Frank Rich has written a compelling Op-Ed piece (6.4.10) in The New York Times Don’t Get Mad, Mr. President. Get Even asking if or when the British Petroleum gulf oil spill will finally trigger Mr. Obama’s anger to reach a boiling point. I think for many Americans, especially those living from Texas to Louisiana, Mississippi, Alabama and to Florida, that tipping point passed some days ago.
Doesn’t it bother any one but me that he seems so measured? So level headed… so unflappable even as pelicans and other shore birds die; just as beaches, industries and communities all slathered in oil may not recover for a generation? Doesn’t this disaster rise to the level where some one in government, some one in charge, can appear to be righteously pissed off over the event, the handling, the aftermath and the guile of the company and executives in charge?

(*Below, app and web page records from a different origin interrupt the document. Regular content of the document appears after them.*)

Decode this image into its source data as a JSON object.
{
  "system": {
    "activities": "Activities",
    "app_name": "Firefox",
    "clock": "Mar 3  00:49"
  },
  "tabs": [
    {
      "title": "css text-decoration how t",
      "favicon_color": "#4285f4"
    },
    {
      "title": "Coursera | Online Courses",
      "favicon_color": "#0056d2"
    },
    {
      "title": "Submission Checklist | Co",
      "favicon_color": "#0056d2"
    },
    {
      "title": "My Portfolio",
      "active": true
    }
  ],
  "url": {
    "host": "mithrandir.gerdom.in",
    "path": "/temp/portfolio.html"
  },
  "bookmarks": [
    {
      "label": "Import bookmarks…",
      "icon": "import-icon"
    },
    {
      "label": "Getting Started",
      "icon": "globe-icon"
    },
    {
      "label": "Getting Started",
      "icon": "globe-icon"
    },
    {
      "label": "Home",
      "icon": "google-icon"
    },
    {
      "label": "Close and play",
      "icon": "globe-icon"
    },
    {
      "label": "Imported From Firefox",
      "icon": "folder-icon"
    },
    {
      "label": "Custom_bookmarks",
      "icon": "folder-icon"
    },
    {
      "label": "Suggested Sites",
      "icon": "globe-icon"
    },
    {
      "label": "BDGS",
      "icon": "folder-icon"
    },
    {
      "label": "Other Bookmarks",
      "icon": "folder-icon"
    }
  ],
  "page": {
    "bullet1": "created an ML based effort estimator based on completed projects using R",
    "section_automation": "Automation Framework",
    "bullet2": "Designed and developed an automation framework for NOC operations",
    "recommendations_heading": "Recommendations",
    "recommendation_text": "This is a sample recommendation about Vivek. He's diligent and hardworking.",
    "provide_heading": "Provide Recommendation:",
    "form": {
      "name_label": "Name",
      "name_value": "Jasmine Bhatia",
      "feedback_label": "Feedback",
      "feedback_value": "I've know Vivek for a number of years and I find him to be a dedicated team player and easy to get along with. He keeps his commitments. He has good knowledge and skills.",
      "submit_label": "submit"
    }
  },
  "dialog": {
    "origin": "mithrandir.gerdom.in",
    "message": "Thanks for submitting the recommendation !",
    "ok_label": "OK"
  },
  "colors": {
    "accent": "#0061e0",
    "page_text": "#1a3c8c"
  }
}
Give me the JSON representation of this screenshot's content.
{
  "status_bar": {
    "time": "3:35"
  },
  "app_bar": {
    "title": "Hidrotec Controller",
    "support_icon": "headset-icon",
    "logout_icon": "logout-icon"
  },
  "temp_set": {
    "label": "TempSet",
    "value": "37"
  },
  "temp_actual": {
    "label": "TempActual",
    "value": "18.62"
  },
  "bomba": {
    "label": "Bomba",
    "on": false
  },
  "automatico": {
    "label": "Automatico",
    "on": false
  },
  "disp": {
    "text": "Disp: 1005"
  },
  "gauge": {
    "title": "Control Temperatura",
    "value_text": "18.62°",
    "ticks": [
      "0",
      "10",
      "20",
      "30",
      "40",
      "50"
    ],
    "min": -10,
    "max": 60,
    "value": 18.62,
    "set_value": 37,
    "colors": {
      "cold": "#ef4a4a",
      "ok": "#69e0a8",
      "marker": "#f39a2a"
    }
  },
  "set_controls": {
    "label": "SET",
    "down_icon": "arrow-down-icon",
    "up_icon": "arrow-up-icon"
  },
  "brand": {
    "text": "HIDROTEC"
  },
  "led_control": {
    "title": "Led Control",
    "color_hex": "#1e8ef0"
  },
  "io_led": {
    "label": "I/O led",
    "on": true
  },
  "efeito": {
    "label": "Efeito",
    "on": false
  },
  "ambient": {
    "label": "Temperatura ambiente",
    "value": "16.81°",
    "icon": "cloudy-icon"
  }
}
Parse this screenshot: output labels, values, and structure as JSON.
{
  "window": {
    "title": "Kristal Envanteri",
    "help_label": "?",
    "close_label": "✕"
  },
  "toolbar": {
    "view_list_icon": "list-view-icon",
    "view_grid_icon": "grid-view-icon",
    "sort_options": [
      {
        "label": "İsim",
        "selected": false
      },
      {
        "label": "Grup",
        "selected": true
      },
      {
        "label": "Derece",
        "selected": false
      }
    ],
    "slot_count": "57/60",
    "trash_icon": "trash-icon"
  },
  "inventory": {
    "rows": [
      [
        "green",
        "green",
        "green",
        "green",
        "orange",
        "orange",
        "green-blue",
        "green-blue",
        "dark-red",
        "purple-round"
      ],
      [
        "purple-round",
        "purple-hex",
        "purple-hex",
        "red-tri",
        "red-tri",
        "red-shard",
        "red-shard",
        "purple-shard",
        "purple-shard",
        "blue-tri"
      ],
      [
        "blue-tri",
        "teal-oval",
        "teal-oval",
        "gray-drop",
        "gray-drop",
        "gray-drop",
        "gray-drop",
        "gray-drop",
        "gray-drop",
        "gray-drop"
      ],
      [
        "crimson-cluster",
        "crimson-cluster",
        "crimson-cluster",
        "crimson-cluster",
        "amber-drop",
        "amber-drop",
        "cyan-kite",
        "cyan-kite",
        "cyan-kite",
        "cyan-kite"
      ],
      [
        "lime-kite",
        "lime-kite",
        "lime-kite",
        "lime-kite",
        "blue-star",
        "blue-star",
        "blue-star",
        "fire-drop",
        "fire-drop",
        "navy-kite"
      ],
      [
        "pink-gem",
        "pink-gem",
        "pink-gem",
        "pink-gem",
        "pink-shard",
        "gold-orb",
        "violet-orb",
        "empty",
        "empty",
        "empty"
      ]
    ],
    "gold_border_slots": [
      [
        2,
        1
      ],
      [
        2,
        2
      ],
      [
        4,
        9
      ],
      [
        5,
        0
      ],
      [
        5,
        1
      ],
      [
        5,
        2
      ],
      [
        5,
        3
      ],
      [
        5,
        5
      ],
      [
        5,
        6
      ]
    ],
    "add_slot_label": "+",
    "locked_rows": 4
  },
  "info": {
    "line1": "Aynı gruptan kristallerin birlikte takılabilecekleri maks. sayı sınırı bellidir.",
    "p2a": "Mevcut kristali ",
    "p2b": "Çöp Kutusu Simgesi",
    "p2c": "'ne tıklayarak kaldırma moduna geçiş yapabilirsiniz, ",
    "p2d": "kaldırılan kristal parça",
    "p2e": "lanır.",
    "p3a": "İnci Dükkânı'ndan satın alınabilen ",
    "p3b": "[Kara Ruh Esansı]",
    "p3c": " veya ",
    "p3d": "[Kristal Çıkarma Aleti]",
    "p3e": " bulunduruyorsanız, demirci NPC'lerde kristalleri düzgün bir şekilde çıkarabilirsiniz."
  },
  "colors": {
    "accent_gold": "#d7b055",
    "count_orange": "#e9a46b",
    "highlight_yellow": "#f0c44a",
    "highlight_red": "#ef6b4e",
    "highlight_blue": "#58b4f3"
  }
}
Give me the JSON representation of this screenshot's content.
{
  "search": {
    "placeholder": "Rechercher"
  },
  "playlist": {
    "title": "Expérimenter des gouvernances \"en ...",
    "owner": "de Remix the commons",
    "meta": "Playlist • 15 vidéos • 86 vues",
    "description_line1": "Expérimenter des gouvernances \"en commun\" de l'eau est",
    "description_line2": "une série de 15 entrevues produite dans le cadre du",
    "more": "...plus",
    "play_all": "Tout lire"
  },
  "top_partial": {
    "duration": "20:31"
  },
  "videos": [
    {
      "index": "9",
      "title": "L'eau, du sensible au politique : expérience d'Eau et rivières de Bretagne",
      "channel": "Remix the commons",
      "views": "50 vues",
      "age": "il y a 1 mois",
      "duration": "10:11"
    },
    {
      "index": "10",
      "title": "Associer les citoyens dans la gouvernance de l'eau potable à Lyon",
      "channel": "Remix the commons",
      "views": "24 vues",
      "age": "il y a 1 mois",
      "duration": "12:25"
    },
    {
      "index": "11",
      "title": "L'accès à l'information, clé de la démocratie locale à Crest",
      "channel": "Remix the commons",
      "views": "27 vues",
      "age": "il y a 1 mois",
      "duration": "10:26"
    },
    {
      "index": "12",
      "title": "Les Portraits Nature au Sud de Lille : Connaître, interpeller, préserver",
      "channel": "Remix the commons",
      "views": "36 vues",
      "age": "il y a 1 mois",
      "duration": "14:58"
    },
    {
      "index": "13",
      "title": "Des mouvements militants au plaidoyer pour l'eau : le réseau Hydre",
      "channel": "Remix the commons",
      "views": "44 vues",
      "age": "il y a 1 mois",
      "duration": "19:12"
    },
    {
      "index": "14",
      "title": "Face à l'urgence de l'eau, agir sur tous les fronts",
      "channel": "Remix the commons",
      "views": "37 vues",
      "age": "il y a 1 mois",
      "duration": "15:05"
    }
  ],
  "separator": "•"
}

And then comes the story from The Washington Post Gitmo Becomes $500 million Camp Costly that the government’s investment in facilities at the prison camp includes features that might be considered by some, especially those suffering from the downturn in the current economy, to be lavish by any standard. Fast-food franchises, an Irish bar, astro turf and playgrounds (mostly unused) litter the base even as its mission is on the decline and the urgency of these constructions seems to be mitigated?
A story in the Seattle Times over the weekend reported fees for the Washington Mutual bank failure have topped $100m and are still climbing. Of course these are fees that to be paid from whatever is salvaged from the assets even as that means an even smaller fiscal pie is left to pay back to investors. What was most alarming was the line that attorneys are charging $925. and hour for their services. That’s a higher rate than most criminal attorney’s charge on capital cases! Doesn’t any one wonder whether this seems exorbitant? Is there a better way, a more affordable way? Should there be?
The lessons learned from the bank failures and the catastrophic consequences of the financial meltdown are still yet to be calculated. But for those responsible, isn’t tar and feathering an option worth reconsideration? Shouldn’t many Americans who are living on savings, borrowed money, who have lost jobs and in many cases are losing hope, what little remains, aren’t they justifiably angry? What’s wrong with showing anger? What’s wrong with being authentically mad? Why is showing anger something that seems to be out of place?
I cannot help but recall the lead character from the movie “Network” who asked his viewers to go to their windows and scream, “I’m mad as hell and I am not going to take it any more.”
On the eve of election night here in California, as well as other states, I do wonder when the electorate will find its way of expressing its simmering anger… not just in a ‘toss the bastards out” kind of knee-jerk response, but when will we demand and get better?